And never pay for large expansion projects out of your cash flow even if it looks like you’ve got oodles of extra cash on hand right now.
“That’s a big mistake,” Bernard says. “When cash flow is good, you think it will always be like that. But if a company is growing, it has to invest much more than other companies. And profits usually won’t be enough to cover your investments.”
Growth—an opportunity to organize your finances
Rob Read always used self-financing at his rapidly growing fire extinguisher maintenance company, Bison Fire Protection, as it ballooned from five to 50 employees over a decade.
But when Read and a partner decided to expand into new lines of business, such as fire alarms and sprinkler services, they realized they needed better financial planning.
They brought in an outside consultant to help them plot out their overall business strategy, including laying out a financial plan. The exercise led them to do their first budgeting and forecasting. They also added a line of credit and overdraft protection to their financial mix to make sure they had money lined up before they actually needed it.
Equally important, Read says, he began holding regular meetings with his bankers to discuss future needs. “They’re partners in our business. They’re definitely part of the team.”
Ways to finance your growth
Thinking about how to finance your growing company? Here are some tips.
1. Talk to your suppliers
Consider asking vendors for financing for a purchase. Many are willing to offer a loan if it means a sale—a win-win for the supplier and you. And if you’re a supplier yourself, think about offering customers financing. It could become a new revenue stream and boost sales at the same time.
2. Speed up cash flow
Every entrepreneur knows productivity is important. But how many focus on the productivity of their cash? After all, faster cash flow is a big competitive advantage. Consider offering customers creative terms to speed up cash flow—such as a 2% discount to those who pay within 10 days. This is costly, but getting cash quicker can mean more peace of mind and a reduced line of credit.
3. Focus on quality clients

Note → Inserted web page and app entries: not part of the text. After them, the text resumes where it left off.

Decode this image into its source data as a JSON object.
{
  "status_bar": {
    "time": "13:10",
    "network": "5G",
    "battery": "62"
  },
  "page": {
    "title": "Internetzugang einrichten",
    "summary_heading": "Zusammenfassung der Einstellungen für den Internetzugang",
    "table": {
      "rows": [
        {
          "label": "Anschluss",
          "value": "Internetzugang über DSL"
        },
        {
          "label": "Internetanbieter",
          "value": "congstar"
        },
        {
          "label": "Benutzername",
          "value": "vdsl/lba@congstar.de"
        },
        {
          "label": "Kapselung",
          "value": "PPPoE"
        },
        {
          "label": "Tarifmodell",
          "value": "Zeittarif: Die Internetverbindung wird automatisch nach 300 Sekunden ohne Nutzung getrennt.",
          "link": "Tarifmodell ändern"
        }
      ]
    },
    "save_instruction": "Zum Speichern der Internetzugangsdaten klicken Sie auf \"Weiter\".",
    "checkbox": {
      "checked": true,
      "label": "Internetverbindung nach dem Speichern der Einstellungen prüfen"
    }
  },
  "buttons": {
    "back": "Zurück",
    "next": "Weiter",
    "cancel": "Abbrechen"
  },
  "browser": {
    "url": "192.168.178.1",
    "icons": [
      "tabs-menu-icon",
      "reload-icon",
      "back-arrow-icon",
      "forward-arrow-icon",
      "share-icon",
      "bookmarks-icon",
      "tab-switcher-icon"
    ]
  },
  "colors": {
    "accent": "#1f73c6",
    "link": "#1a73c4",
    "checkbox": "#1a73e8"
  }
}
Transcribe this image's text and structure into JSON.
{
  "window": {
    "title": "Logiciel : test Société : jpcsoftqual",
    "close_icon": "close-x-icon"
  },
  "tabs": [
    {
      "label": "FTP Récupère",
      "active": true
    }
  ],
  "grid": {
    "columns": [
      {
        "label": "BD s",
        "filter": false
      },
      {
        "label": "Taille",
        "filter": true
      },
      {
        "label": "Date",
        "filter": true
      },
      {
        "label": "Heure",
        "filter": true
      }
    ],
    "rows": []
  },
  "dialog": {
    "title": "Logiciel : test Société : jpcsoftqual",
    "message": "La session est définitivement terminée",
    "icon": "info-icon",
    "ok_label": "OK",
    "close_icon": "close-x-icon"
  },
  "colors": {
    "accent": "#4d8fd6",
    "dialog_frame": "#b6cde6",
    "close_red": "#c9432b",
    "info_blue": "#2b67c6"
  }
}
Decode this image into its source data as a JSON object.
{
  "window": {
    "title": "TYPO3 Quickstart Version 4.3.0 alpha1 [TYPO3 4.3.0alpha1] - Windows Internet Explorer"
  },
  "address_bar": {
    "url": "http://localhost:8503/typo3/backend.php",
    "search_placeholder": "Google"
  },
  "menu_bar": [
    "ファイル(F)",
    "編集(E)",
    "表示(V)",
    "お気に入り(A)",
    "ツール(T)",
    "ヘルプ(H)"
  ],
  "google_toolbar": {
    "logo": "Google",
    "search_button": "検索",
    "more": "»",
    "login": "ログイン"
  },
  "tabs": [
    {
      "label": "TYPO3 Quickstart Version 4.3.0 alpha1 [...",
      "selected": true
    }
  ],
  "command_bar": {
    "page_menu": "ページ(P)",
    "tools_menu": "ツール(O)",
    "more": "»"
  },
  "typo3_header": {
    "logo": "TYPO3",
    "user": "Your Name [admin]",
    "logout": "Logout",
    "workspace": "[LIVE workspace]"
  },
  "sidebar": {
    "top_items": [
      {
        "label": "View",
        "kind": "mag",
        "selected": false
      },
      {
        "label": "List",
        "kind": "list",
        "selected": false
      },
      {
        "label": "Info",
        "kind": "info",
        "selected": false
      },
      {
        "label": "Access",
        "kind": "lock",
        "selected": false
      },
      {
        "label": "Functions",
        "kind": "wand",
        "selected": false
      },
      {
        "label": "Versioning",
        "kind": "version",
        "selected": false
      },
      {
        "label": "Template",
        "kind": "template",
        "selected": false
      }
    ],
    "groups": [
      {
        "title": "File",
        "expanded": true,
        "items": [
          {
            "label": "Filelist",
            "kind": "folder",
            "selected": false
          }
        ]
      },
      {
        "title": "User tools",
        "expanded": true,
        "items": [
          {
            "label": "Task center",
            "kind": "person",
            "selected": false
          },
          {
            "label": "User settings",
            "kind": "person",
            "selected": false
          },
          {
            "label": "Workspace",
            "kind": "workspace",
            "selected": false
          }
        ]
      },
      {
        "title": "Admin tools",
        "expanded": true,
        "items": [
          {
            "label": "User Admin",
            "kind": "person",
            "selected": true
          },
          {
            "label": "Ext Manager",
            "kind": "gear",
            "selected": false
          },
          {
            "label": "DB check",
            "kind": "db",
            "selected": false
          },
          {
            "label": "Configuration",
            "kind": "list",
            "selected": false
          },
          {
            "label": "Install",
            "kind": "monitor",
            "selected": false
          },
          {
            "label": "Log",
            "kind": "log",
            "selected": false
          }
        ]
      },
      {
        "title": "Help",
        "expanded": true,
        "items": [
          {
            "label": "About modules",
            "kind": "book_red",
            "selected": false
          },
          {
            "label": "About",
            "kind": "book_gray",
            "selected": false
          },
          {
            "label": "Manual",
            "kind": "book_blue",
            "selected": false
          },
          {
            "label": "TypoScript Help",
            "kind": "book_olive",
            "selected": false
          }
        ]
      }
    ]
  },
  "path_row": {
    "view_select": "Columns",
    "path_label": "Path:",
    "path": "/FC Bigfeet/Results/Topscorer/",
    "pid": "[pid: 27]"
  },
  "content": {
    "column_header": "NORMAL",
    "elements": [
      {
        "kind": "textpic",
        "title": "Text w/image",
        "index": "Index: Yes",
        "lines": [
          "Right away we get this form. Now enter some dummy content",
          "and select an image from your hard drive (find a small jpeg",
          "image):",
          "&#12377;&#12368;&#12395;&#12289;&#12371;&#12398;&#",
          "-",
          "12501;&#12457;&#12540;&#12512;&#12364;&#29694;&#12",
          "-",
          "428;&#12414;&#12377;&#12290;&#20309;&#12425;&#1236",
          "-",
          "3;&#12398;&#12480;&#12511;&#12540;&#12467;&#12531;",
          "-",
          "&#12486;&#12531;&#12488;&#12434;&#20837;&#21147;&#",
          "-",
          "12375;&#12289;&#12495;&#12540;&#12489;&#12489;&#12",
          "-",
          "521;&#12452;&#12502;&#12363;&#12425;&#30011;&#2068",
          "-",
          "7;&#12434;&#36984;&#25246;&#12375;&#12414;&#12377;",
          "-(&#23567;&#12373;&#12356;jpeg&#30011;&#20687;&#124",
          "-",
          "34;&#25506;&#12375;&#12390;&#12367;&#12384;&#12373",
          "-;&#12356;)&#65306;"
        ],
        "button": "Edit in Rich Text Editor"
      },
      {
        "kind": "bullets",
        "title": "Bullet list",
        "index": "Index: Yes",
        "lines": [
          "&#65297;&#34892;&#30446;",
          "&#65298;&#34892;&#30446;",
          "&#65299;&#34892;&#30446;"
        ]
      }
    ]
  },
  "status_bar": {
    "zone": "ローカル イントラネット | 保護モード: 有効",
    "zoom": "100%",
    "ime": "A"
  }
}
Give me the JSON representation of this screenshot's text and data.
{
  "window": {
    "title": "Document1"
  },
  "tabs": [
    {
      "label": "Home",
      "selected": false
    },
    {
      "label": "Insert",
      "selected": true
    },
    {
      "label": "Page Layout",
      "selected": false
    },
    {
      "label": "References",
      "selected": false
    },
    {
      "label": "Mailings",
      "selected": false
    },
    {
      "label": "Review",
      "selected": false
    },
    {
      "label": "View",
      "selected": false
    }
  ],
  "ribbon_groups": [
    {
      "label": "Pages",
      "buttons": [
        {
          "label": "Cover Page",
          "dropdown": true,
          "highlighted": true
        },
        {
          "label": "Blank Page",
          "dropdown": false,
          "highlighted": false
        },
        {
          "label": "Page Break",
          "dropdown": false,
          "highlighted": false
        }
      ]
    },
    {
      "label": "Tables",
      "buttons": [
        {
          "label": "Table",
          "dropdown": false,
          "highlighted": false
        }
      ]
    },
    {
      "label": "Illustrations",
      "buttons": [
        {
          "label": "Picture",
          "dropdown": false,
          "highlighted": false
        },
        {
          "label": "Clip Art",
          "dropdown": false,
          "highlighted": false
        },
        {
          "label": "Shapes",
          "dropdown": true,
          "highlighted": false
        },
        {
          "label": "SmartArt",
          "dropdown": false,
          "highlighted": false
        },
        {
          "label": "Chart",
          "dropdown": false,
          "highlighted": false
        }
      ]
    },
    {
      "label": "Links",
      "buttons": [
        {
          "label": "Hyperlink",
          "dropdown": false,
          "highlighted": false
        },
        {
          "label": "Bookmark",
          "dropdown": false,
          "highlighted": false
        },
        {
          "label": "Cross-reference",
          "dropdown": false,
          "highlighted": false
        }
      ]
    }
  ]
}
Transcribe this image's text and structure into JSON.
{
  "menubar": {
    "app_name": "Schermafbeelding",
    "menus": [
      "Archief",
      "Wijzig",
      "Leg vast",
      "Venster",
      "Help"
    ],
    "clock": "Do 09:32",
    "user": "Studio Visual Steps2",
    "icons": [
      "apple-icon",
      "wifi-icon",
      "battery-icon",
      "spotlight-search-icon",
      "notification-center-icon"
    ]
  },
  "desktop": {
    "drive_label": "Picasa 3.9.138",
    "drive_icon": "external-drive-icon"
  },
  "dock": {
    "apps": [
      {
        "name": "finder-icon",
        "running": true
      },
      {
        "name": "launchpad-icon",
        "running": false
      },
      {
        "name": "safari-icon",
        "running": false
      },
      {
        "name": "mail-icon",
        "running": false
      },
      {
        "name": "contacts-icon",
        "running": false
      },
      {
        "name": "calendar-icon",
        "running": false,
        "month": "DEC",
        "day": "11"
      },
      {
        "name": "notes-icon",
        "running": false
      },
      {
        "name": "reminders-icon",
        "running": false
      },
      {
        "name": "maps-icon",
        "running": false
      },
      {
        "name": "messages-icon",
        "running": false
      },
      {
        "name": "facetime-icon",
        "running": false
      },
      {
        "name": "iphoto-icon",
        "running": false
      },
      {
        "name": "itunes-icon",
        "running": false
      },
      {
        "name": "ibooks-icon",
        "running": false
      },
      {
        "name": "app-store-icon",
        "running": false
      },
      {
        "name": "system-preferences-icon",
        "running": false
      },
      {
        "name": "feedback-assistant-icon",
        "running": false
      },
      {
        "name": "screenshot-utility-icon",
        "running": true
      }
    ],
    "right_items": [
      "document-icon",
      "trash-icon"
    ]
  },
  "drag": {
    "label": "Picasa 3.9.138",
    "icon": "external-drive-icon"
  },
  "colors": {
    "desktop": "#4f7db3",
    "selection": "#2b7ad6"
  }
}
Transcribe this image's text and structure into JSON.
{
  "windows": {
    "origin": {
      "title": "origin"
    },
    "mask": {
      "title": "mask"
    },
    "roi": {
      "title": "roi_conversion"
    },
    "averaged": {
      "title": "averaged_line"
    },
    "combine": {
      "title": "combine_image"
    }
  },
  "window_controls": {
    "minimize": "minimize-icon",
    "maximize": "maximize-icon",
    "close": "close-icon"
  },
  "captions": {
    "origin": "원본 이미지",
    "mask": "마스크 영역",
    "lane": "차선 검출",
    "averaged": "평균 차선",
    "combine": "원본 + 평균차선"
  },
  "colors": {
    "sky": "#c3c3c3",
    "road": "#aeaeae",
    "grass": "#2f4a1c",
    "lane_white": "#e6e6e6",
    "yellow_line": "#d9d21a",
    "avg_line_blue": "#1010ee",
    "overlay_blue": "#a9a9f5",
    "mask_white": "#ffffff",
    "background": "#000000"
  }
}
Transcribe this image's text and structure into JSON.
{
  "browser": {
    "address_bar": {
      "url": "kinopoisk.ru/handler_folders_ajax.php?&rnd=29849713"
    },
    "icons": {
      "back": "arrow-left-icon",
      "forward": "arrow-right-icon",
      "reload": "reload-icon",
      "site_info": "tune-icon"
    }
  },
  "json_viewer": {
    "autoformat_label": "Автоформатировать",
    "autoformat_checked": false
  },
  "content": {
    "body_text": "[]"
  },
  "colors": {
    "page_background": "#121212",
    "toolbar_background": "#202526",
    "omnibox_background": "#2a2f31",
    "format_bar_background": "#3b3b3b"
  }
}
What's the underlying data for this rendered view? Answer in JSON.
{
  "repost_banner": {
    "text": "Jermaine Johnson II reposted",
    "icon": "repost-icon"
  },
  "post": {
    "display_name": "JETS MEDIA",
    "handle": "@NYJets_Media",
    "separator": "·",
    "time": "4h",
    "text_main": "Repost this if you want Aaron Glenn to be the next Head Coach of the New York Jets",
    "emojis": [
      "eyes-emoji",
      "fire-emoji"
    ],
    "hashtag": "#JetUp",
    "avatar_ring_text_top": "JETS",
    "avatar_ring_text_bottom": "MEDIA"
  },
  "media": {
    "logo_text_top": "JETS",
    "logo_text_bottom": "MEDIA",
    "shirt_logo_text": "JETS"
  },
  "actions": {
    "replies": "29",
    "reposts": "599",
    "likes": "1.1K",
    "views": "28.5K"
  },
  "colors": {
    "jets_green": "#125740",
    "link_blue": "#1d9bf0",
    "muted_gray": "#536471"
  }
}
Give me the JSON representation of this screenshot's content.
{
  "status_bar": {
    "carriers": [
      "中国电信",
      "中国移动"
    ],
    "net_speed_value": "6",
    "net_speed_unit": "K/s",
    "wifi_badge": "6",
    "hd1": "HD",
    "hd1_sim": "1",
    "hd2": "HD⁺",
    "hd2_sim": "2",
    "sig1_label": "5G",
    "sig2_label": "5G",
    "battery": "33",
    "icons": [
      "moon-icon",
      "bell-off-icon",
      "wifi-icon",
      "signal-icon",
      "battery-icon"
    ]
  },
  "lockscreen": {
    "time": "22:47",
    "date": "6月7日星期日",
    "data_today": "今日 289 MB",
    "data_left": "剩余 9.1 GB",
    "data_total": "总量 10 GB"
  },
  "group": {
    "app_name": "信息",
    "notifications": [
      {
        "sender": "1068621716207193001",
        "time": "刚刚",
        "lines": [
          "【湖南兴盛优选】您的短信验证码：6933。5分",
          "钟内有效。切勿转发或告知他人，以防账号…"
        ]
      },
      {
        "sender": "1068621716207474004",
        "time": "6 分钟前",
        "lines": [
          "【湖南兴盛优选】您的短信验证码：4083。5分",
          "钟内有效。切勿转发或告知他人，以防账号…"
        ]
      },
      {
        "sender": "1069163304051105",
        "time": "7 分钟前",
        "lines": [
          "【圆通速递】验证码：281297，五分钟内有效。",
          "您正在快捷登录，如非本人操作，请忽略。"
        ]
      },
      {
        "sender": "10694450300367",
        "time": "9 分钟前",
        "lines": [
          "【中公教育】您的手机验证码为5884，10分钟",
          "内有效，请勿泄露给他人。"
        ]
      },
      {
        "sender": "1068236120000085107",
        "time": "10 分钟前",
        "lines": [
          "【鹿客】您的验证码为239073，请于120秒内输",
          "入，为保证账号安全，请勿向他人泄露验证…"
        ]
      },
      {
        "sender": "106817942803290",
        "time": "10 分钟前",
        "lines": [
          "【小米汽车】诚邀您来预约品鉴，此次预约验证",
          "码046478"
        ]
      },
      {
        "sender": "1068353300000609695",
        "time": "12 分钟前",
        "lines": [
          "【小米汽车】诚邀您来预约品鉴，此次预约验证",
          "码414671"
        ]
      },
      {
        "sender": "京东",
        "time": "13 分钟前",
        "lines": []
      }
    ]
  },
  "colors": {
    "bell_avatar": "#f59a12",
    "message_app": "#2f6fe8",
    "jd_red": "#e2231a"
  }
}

Some customers are slow to pay because their cash flow isn’t great. Sometimes they’re not worth the effort or risk. A trademark of well-managed companies is a focus on high-margin, quality customers. They translate into smoother finances and fewer surprises as you grow.